|Report overpayments, reportable events, and ongoing investigations/legal proceedings.||This is pretty much what it sounds like—essentially complying with existing law and disclosing any reportable events as required. According to the OIG, reportable events include “… a substantial overpayment, a matter that a reasonable person would consider a probable violation of criminal, civil, or administrative laws applicable to any Federal health care program for which penalties or exclusion may be authorized; and the employment of or contracting with an excluded individual. Matters disclosed to the OIG as a Reportable Event may implicate OIG’s Civil Monetary Penalty authorities.”|
|Provide an implementation report and annual reports to OIG on the status of the healthcare provider’s compliance activities.||CIAs often, but not always, have a term of five years. Providers must make an initial report to the OIG on implementation and training within ninety days after the start date of the CIA. They must also make annual reports on the activities required by the CIA. The annual reports must include reports based on annual reviews from other entities the provider must hire, such as an Independent Review Oganization (IRO).
A subset of CIAs involving claims issues are called Integrity Agreements (IA). These agreements have often a term of three years and involve quarterly reports from the IRO instead of annual reports.
Your OIG Corporate Integrity Agreement and an Independent Review Organization
All Corporate Integrity Agreements (CIA or IA) require the healthcare provider to find and retain an IRO.
- An IRO (Independent Review Organization) for a claims review must have staff members qualified in medical record coding and billing. The IRO for a physician practice may also be required to have the expertise of a physician or other licensed provider of the same specialty. The physician from the IRO then reviews claims and medical records to establish the medical necessity of the service provided.
- An IRO for an arrangements review must have expertise in areas like the Stark Law and the Anti-kickback Statute.
- The IRO staff does not have to be an attorney but must have relevant experience in physician compensation arrangements and designated health services.
- An IRO for a clinical services issue must have staff who have experience and expertise in the clinical area specified for review.
Selecting the Required IRO

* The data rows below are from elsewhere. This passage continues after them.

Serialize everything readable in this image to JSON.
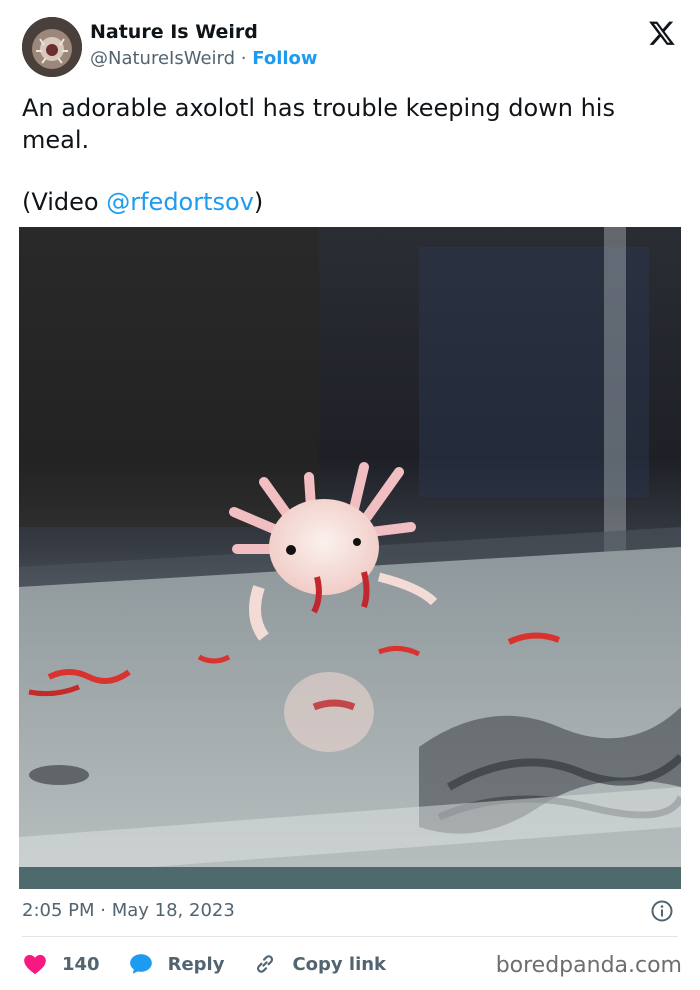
{
  "author": {
    "name": "Nature Is Weird",
    "handle": "@NatureIsWeird",
    "separator": "·",
    "follow_label": "Follow"
  },
  "tweet": {
    "line1": "An adorable axolotl has trouble keeping down his",
    "line2": "meal.",
    "video_prefix": "(Video ",
    "video_mention": "@rfedortsov",
    "video_suffix": ")"
  },
  "meta": {
    "time": "2:05 PM",
    "separator": " · ",
    "date": "May 18, 2023"
  },
  "actions": {
    "likes": "140",
    "reply_label": "Reply",
    "copy_label": "Copy link"
  },
  "watermark": "boredpanda.com",
  "icons": {
    "platform": "x-logo-icon",
    "info": "info-icon",
    "like": "heart-icon",
    "reply": "reply-bubble-icon",
    "copy": "link-icon"
  },
  "colors": {
    "accent": "#1d9bf0",
    "like": "#f91880",
    "text": "#0f1419",
    "muted": "#536471"
  }
}
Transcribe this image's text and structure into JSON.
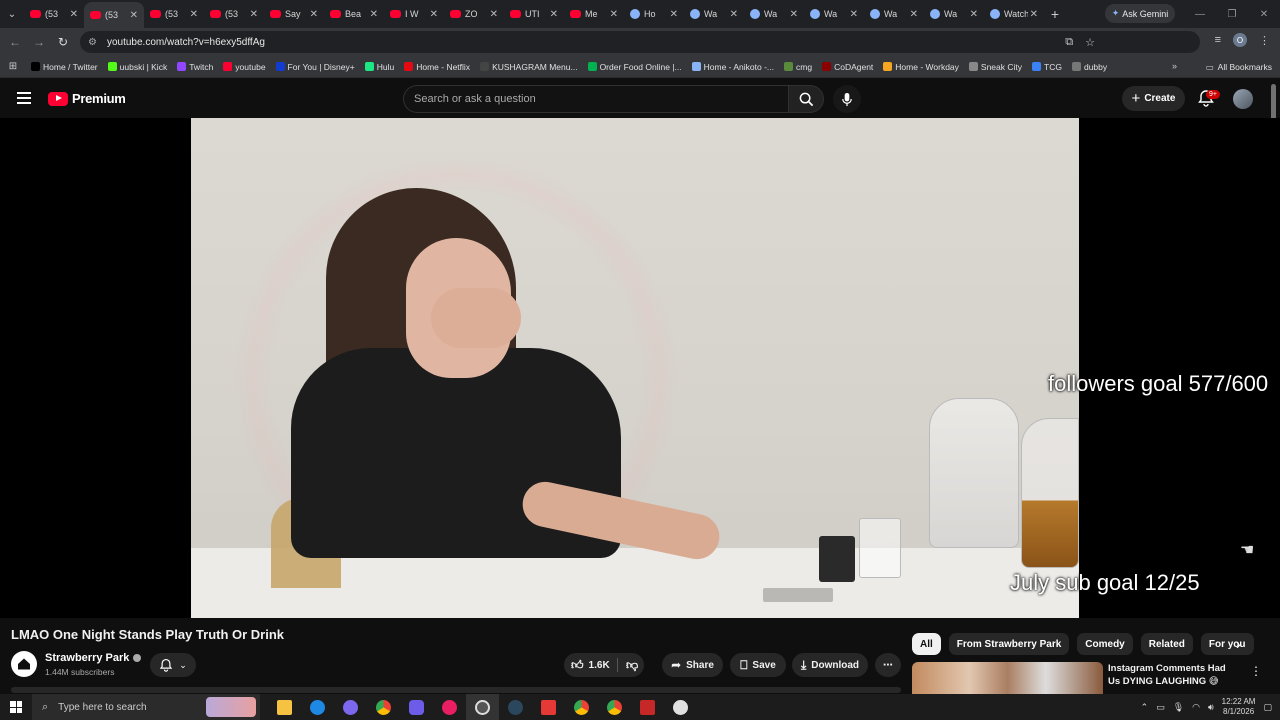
{
  "browser": {
    "tabs": [
      {
        "title": "(53",
        "icon": "youtube-icon"
      },
      {
        "title": "(53",
        "icon": "youtube-icon",
        "active": true
      },
      {
        "title": "(53",
        "icon": "youtube-icon"
      },
      {
        "title": "(53",
        "icon": "youtube-icon"
      },
      {
        "title": "Say",
        "icon": "youtube-icon"
      },
      {
        "title": "Bea",
        "icon": "youtube-icon"
      },
      {
        "title": "I W",
        "icon": "youtube-icon"
      },
      {
        "title": "ZO",
        "icon": "youtube-icon"
      },
      {
        "title": "UTI",
        "icon": "youtube-icon"
      },
      {
        "title": "Me",
        "icon": "youtube-icon"
      },
      {
        "title": "Ho",
        "icon": "globe-icon"
      },
      {
        "title": "Wa",
        "icon": "globe-icon"
      },
      {
        "title": "Wa",
        "icon": "globe-icon"
      },
      {
        "title": "Wa",
        "icon": "globe-icon"
      },
      {
        "title": "Wa",
        "icon": "globe-icon"
      },
      {
        "title": "Wa",
        "icon": "globe-icon"
      },
      {
        "title": "Watch",
        "icon": "globe-icon"
      }
    ],
    "gemini_label": "Ask Gemini",
    "url": "youtube.com/watch?v=h6exy5dffAg",
    "profile_initial": "O",
    "bookmarks": [
      {
        "label": "Home / Twitter",
        "color": "#000000"
      },
      {
        "label": "uubski | Kick",
        "color": "#53fc18"
      },
      {
        "label": "Twitch",
        "color": "#9146ff"
      },
      {
        "label": "youtube",
        "color": "#ff0033"
      },
      {
        "label": "For You | Disney+",
        "color": "#113ccf"
      },
      {
        "label": "Hulu",
        "color": "#1ce783"
      },
      {
        "label": "Home - Netflix",
        "color": "#e50914"
      },
      {
        "label": "KUSHAGRAM Menu...",
        "color": "#444444"
      },
      {
        "label": "Order Food Online |...",
        "color": "#00b14f"
      },
      {
        "label": "Home - Anikoto -...",
        "color": "#8ab4f8"
      },
      {
        "label": "cmg",
        "color": "#5a8a3c"
      },
      {
        "label": "CoDAgent",
        "color": "#8b0000"
      },
      {
        "label": "Home - Workday",
        "color": "#f5a623"
      },
      {
        "label": "Sneak City",
        "color": "#888888"
      },
      {
        "label": "TCG",
        "color": "#3b82f6"
      },
      {
        "label": "dubby",
        "color": "#777777"
      }
    ],
    "all_bookmarks": "All Bookmarks"
  },
  "youtube": {
    "logo_text": "Premium",
    "search_placeholder": "Search or ask a question",
    "create_label": "Create",
    "notif_count": "9+",
    "overlay": {
      "followers_goal": "followers goal 577/600",
      "sub_goal": "July sub goal 12/25"
    },
    "video_title": "LMAO One Night Stands Play Truth Or Drink",
    "channel_name": "Strawberry Park",
    "subscribers": "1.44M subscribers",
    "likes": "1.6K",
    "share_label": "Share",
    "save_label": "Save",
    "download_label": "Download",
    "chips": [
      "All",
      "From Strawberry Park",
      "Comedy",
      "Related",
      "For you"
    ],
    "recommended": {
      "title": "Instagram Comments Had Us DYING LAUGHING 😅"
    }
  },
  "taskbar": {
    "search_placeholder": "Type here to search",
    "time": "12:22 AM",
    "date": "8/1/2026"
  }
}
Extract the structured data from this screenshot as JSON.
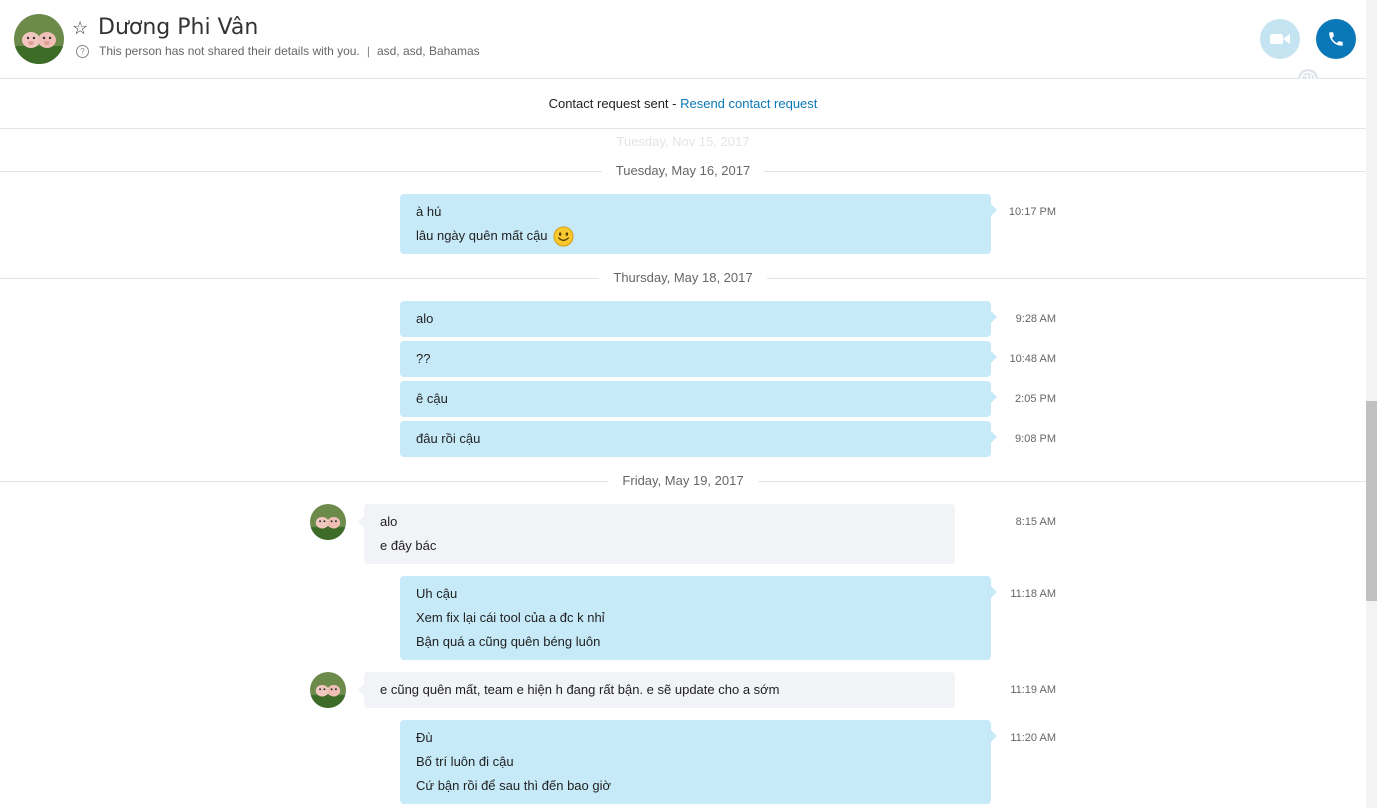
{
  "header": {
    "contact_name": "Dương Phi Vân",
    "details_text": "This person has not shared their details with you.",
    "separator": "|",
    "location": "asd, asd, Bahamas",
    "star_icon": "star-outline",
    "info_icon": "question-circle",
    "video_call_icon": "video-camera",
    "audio_call_icon": "phone",
    "status_icon": "globe"
  },
  "request_bar": {
    "text": "Contact request sent - ",
    "link": "Resend contact request"
  },
  "faded_date": "Tuesday, Nov 15, 2017",
  "conversation": [
    {
      "date": "Tuesday, May 16, 2017",
      "messages": [
        {
          "direction": "out",
          "time": "10:17 PM",
          "lines": [
            "à hú",
            "lâu ngày quên mất cậu"
          ],
          "emoticon": "smile"
        }
      ]
    },
    {
      "date": "Thursday, May 18, 2017",
      "messages": [
        {
          "direction": "out",
          "time": "9:28 AM",
          "lines": [
            "alo"
          ]
        },
        {
          "direction": "out",
          "time": "10:48 AM",
          "lines": [
            "??"
          ]
        },
        {
          "direction": "out",
          "time": "2:05 PM",
          "lines": [
            "ê cậu"
          ]
        },
        {
          "direction": "out",
          "time": "9:08 PM",
          "lines": [
            "đâu rồi cậu"
          ]
        }
      ]
    },
    {
      "date": "Friday, May 19, 2017",
      "messages": [
        {
          "direction": "in",
          "time": "8:15 AM",
          "lines": [
            "alo",
            "e đây bác"
          ]
        },
        {
          "direction": "out",
          "time": "11:18 AM",
          "lines": [
            "Uh cậu",
            "Xem fix lại cái tool của a đc k nhỉ",
            "Bận quá a cũng quên béng luôn"
          ]
        },
        {
          "direction": "in",
          "time": "11:19 AM",
          "lines": [
            "e cũng quên mất, team e hiện h đang rất bận. e sẽ update cho a sớm"
          ]
        },
        {
          "direction": "out",
          "time": "11:20 AM",
          "lines": [
            "Đù",
            "Bố trí luôn đi cậu",
            "Cứ bận rồi để sau thì đến bao giờ"
          ]
        }
      ]
    }
  ],
  "colors": {
    "outgoing_bubble": "#c7eaf9",
    "incoming_bubble": "#f1f3f6",
    "accent": "#0a78b8",
    "video_button": "#c4e4f2"
  }
}
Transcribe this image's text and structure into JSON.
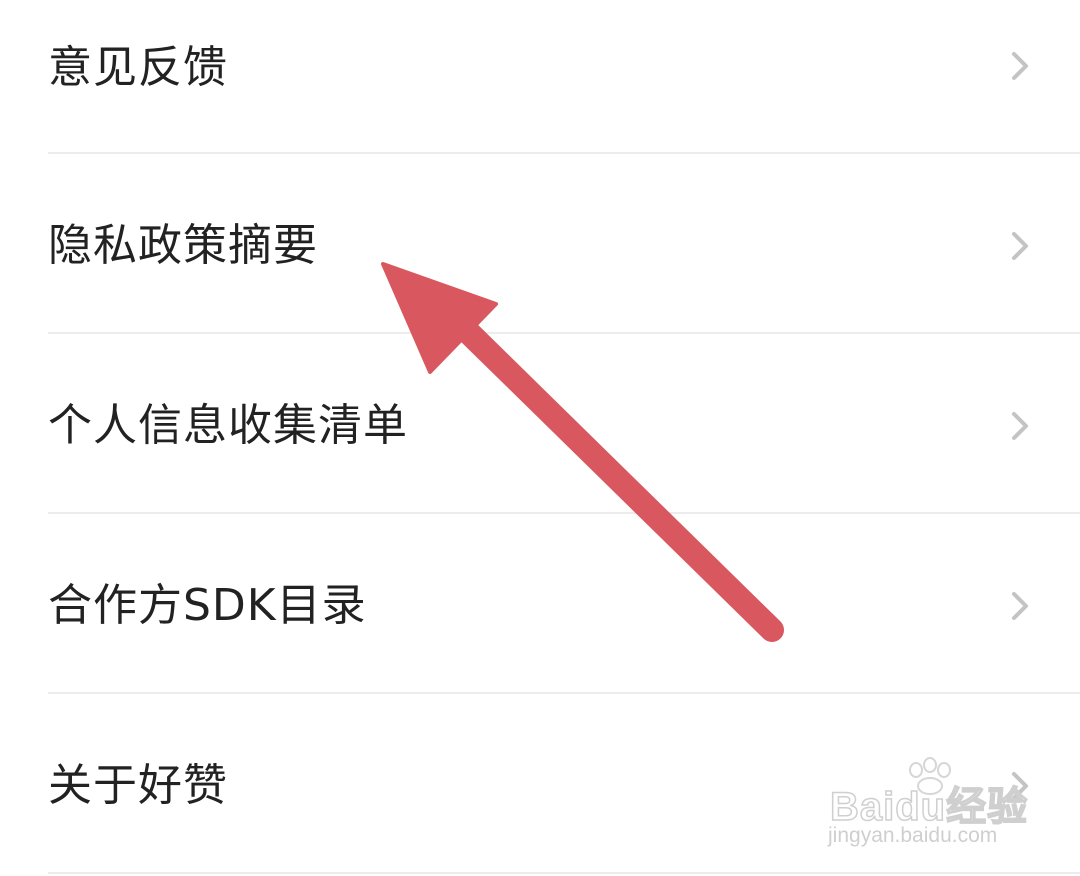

The healthcare provider must find and retain an Independent Review Organization (IRO) within 60 to 90 days after the execution of the CIA. The actual services of the IRO may not be needed for at least three months after the execution of the CIA (in the case of an Integrity Agreement) or for twelve months for a CIA. However, The IRO must have the qualifications listed in the CIA. The IRO must also be truly independent. Your IRO cannot be currently employed or contracted with the healthcare provider. It cannot have a current or previous relationship with the healthcare provider or any of its owners, officers, or board members.
For more information on how to select an IRO, please download a free copy of our checklist. It will answer often-asked questions and more, making it a helpful resource while contemplating this important decision which will have a significant impact on your organization for many years.